FEATURED POST

No Second Chances: What to Do After a Botched Execution

Image
Ohio tried and failed to execute Alva Campbell. The state shouldn't get a second chance.
The pathos and problems of America's death penalty were vividly on display yesterday when Ohio tried and failed to execute Alva Campbell. Immediately after its failure Gov. John Kasich set June 5, 2019, as a new execution date.
This plan for a second execution reveals a glaring inadequacy in the legal standards governing botched executions in the United States.
Campbell was tried and sentenced to die for murdering 18-year-old Charles Dials during a carjacking in 1997. After Campbell exhausted his legal appeals, he was denied clemency by the state parole board and the governor.
By the time the state got around to executing Campbell, he was far from the dangerous criminal of 20 years ago. As is the case with many of America's death-row inmates, the passage of time had inflicted its own punishments.
The inmate Ohio strapped onto the gurney was a 69-year-old man afflicted with serious ailm…

Missouri Senate committee votes to abolish death penalty

Missouri Capitol
A coalition of Republicans and Democrats voted Tuesday to send a bill repealing Missouri's death penalty to the state Senate for debate.

The measure passed the Senate General Laws and Pensions Committee on a 4-3 vote with support from 2 Republicans and 2 Democrats. The measure will head to the full Senate, which has not debated a bill to repeal the death penalty in decades.

"The death penalty isn't going to change without discussion," said the bill's sponsor, Sen. Paul Wieland, R-Imperial. "It's important we keep discussion open and allow everyone to share their opinions in order to make a change."

The bill also had the support of the committee's chairman, Sen. Rob Schaaf, R-St. Joseph.

Also voting for the measure were the committee's 2 Democrats, Sen. Joe Keaveny of St. Louis and Sen. Jill Schupp of Creve Coeur. The other 3 Republicans on the committee - Sen. Dan Hegeman, R-Maryville, Sen. Bob Onder, R-St. Charles, and Sen. Dave Schatz, R-Sullivan - voted against repealing the death penalty.

Before the vote, the committee heard from Joshua Kezer, who served 16 years in a state prison after being wrongly convicted of the 1992 murder of a Southeast Missouri State University nursing student in Scott County.

Kezer was sentenced to prison for 1st-degree murder, but Kezer's DNA was submitted to the FBI and was found to not be a match. Kezer was released from prison in 2009.

"I'm the last one to advocate for the life of a serial killer, woman killer, or child killer," Kezer said. "But when we are talking about the death penalty we aren't just talking about serial killers, men killers, or race killers. We are just talking about killers.

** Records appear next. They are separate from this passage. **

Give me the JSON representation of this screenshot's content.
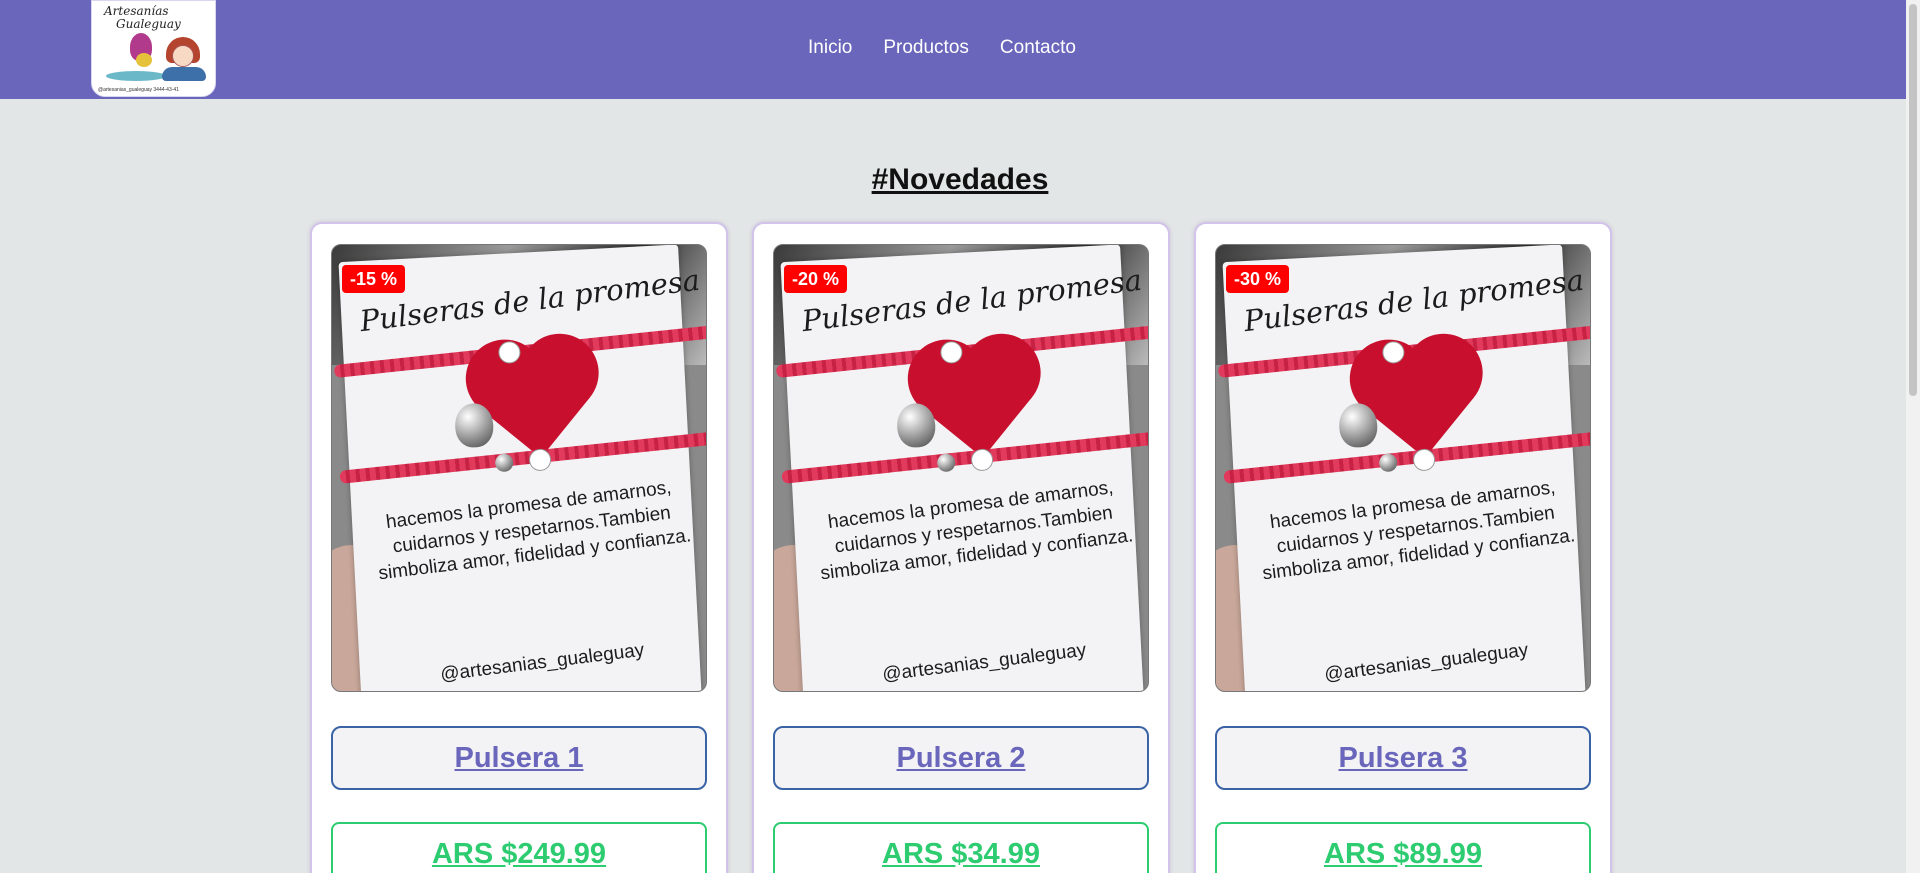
{
  "header": {
    "logo": {
      "text_line1": "Artesanías",
      "text_line2": "Gualeguay",
      "footer": "@artesanias_gualeguay    3444-43-41"
    },
    "nav": [
      {
        "label": "Inicio"
      },
      {
        "label": "Productos"
      },
      {
        "label": "Contacto"
      }
    ]
  },
  "main": {
    "section_title": "#Novedades",
    "product_image": {
      "title": "Pulseras de la promesa",
      "text": "hacemos la promesa de amarnos, cuidarnos y respetarnos.Tambien simboliza amor, fidelidad y confianza.",
      "handle": "@artesanias_gualeguay"
    },
    "products": [
      {
        "badge": "-15 %",
        "name": "Pulsera 1",
        "price": "ARS $249.99"
      },
      {
        "badge": "-20 %",
        "name": "Pulsera 2",
        "price": "ARS $34.99"
      },
      {
        "badge": "-30 %",
        "name": "Pulsera 3",
        "price": "ARS $89.99"
      }
    ]
  },
  "colors": {
    "navbar": "#6a66bb",
    "background": "#e3e6e6",
    "badge": "#ff0000",
    "product_name": "#6a66bb",
    "price": "#2ecc71"
  }
}
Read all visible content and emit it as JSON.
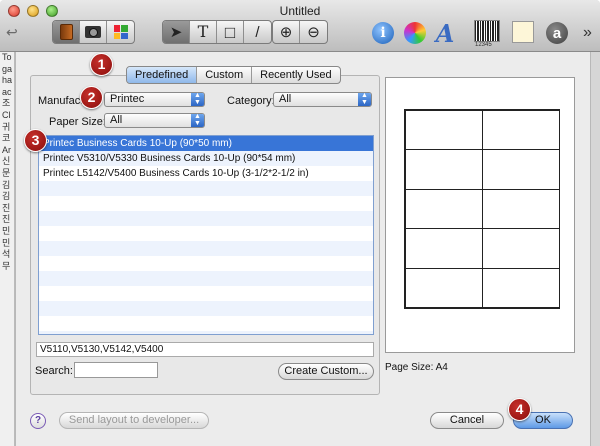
{
  "window": {
    "title": "Untitled",
    "back_glyph": "↩"
  },
  "toolbar": {
    "tool_glyphs": [
      "➤",
      "T",
      "□",
      "/"
    ],
    "zoom_glyphs": [
      "⊕",
      "⊖"
    ],
    "info_glyph": "i",
    "font_glyph": "A",
    "barcode_digits": "12345",
    "account_glyph": "a",
    "more_glyph": "»"
  },
  "background_strip": {
    "items": [
      "To",
      "ga",
      "ha",
      "ac",
      "조",
      "Cl",
      "귀",
      "코",
      "Ar",
      "신",
      "문",
      "김",
      "김",
      "진",
      "진",
      "민",
      "민",
      "석",
      "무"
    ]
  },
  "tabs": [
    {
      "label": "Predefined",
      "selected": true
    },
    {
      "label": "Custom",
      "selected": false
    },
    {
      "label": "Recently Used",
      "selected": false
    }
  ],
  "filters": {
    "manufacturer_label": "Manufactu",
    "manufacturer_value": "Printec",
    "category_label": "Category:",
    "category_value": "All",
    "paper_size_label": "Paper Size:",
    "paper_size_value": "All"
  },
  "layouts": [
    {
      "label": "Printec Business Cards 10-Up (90*50 mm)",
      "selected": true
    },
    {
      "label": "Printec V5310/V5330 Business Cards 10-Up (90*54 mm)",
      "selected": false
    },
    {
      "label": "Printec L5142/V5400 Business Cards 10-Up (3-1/2*2-1/2 in)",
      "selected": false
    }
  ],
  "models_text": "V5110,V5130,V5142,V5400",
  "search": {
    "label": "Search:",
    "value": ""
  },
  "buttons": {
    "create_custom": "Create Custom...",
    "send_layout": "Send layout to developer...",
    "cancel": "Cancel",
    "ok": "OK",
    "help": "?"
  },
  "preview": {
    "page_size_label": "Page Size: A4",
    "columns": 2,
    "rows": 5
  },
  "callouts": [
    "1",
    "2",
    "3",
    "4"
  ],
  "colors": {
    "selection": "#3875d7",
    "callout": "#b01a17"
  }
}
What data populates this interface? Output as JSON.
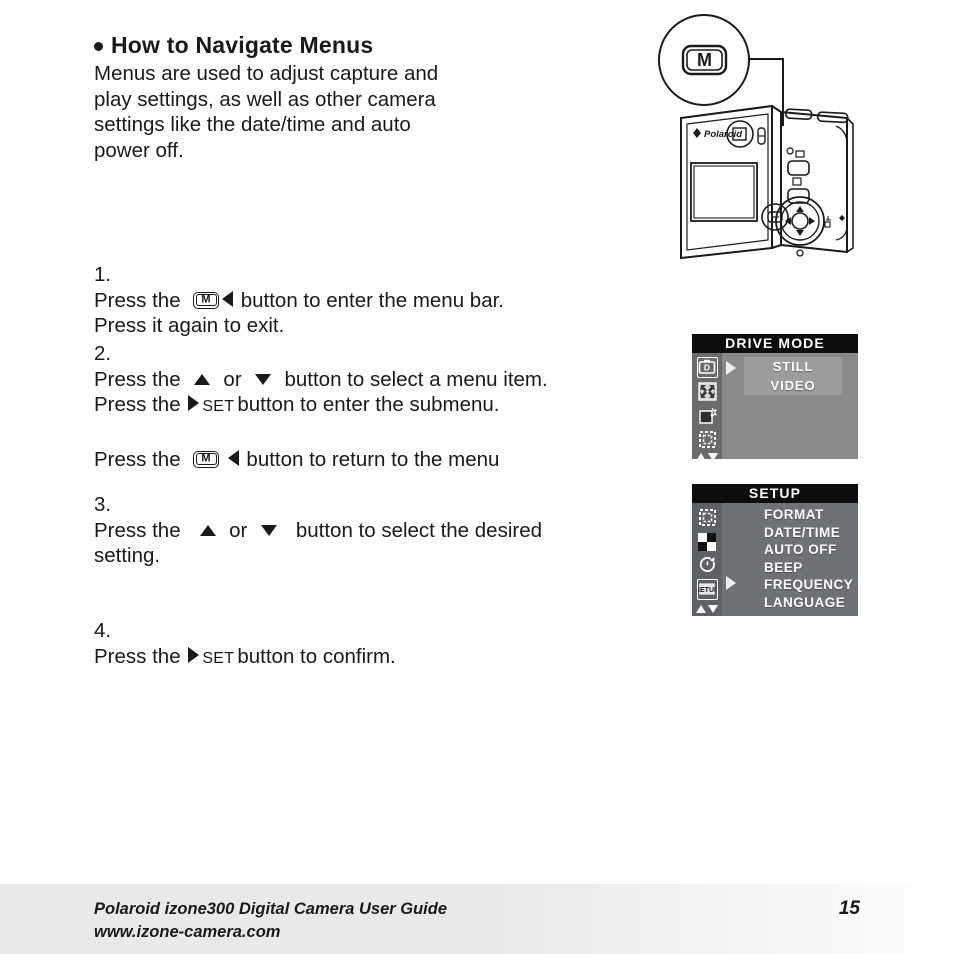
{
  "page": {
    "heading": "How to Navigate Menus",
    "intro_lines": [
      "Menus are used to adjust capture and",
      "play settings, as well as other camera",
      "settings like the date/time and auto",
      "power off."
    ]
  },
  "steps": [
    {
      "number": "1.",
      "line1_a": "Press the",
      "icon1": "m-button-icon",
      "icon2": "triangle-left-icon",
      "line1_b": "button to enter the menu bar.",
      "line2": "Press it again to exit."
    },
    {
      "number": "2.",
      "line1_a": "Press the",
      "line1_b": "or",
      "line1_c": "button to select a menu item.",
      "line2_a": "Press the",
      "set_label": "SET",
      "line2_b": "button to enter the submenu.",
      "line3_a": "Press the",
      "line3_b": "button to return to the menu"
    },
    {
      "number": "3.",
      "line1_a": "Press the",
      "line1_b": "or",
      "line1_c": "button to select the desired",
      "line2": "setting."
    },
    {
      "number": "4.",
      "line1_a": "Press the",
      "set_label": "SET",
      "line1_b": "button to confirm."
    }
  ],
  "camera_figure": {
    "callout_label": "M",
    "brand": "Polaroid",
    "alt": "Rear view of Polaroid izone300 camera with M button callout"
  },
  "menus": [
    {
      "id": "drive",
      "title": "DRIVE MODE",
      "rail_icons": [
        "drive-mode-icon",
        "resolution-icon",
        "quality-icon",
        "effects-icon"
      ],
      "selected_rail_index": 0,
      "scroll_hint": "up-down-arrows-icon",
      "pointer": "triangle-right-icon",
      "options": [
        "STILL",
        "VIDEO"
      ],
      "colors": {
        "title_bar": "#0d0d0d",
        "background": "#8a8a8a",
        "rail": "#6b6b6b",
        "submenu_box": "#9c9c9c",
        "text": "#ffffff"
      }
    },
    {
      "id": "setup",
      "title": "SETUP",
      "rail_icons": [
        "effects-icon",
        "bw-mode-icon",
        "self-timer-icon",
        "setup-icon"
      ],
      "selected_rail_index": 3,
      "setup_icon_label": "SETUP",
      "scroll_hint": "up-down-arrows-icon",
      "pointer": "triangle-right-icon",
      "pointer_target_index": 4,
      "options": [
        "FORMAT",
        "DATE/TIME",
        "AUTO OFF",
        "BEEP",
        "FREQUENCY",
        "LANGUAGE"
      ],
      "colors": {
        "title_bar": "#0d0d0d",
        "background": "#6e7276",
        "rail": "#5e6266",
        "text": "#ffffff"
      }
    }
  ],
  "footer": {
    "line1": "Polaroid izone300 Digital Camera User Guide",
    "line2": "www.izone-camera.com",
    "page_number": "15"
  }
}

Unfortunately we are also talking about innocent men and women. And because we are talking about that, even though it might be a small percentage, we have to address the death penalty."

Witnesses from the Missouri Sheriff's Association and the Missouri Police Chiefs Association both said they were against the bill.

There are currently 46 prisoners awaiting execution on death row in Missouri. The state executed 16 people in 2014 and 2015, more than a 1/4 of all executions nationwide in that period. The state has put 86 people to death since 1989, when executions resumed after a 24-year hiatus.

The last time the Senate debated whether Missouri should have the death penalty was in April 1974. If the bill passes, Missouri will join Illinois, New York, Iowa, and 17 other states that that do not have a death penalty.

Wieland acknowledged his bill still has a long way to go to win passage in the Republican-dominated General Assembly.

Source: Columbia Daily Tribune, January 28 2016

- Report an error, an omission: deathpenaltynews@gmail.com - Follow us on Facebook and Twitter

Most Viewed (Last 7 Days)

Ohio: Alva Campbell execution delayed indefinitely

Here's as Crazy a Death Penalty Story as You'll Find

Nevada releases detailed manual on how it plans to execute death row inmate

Ohio: Alva Campbell will get wedge-shaped pillow for execution; his death could become a “spectacle”

A Travelling Executioner

Arkansas Justice: Racism, Torture, and a Botched Execution

Nevada death row inmate placed on suicide watch

No Second Chances: What to Do After a Botched Execution

Clemency gone missing from Florida’s death row | Editorial

Ohio transfers sick inmate to death house ahead of execution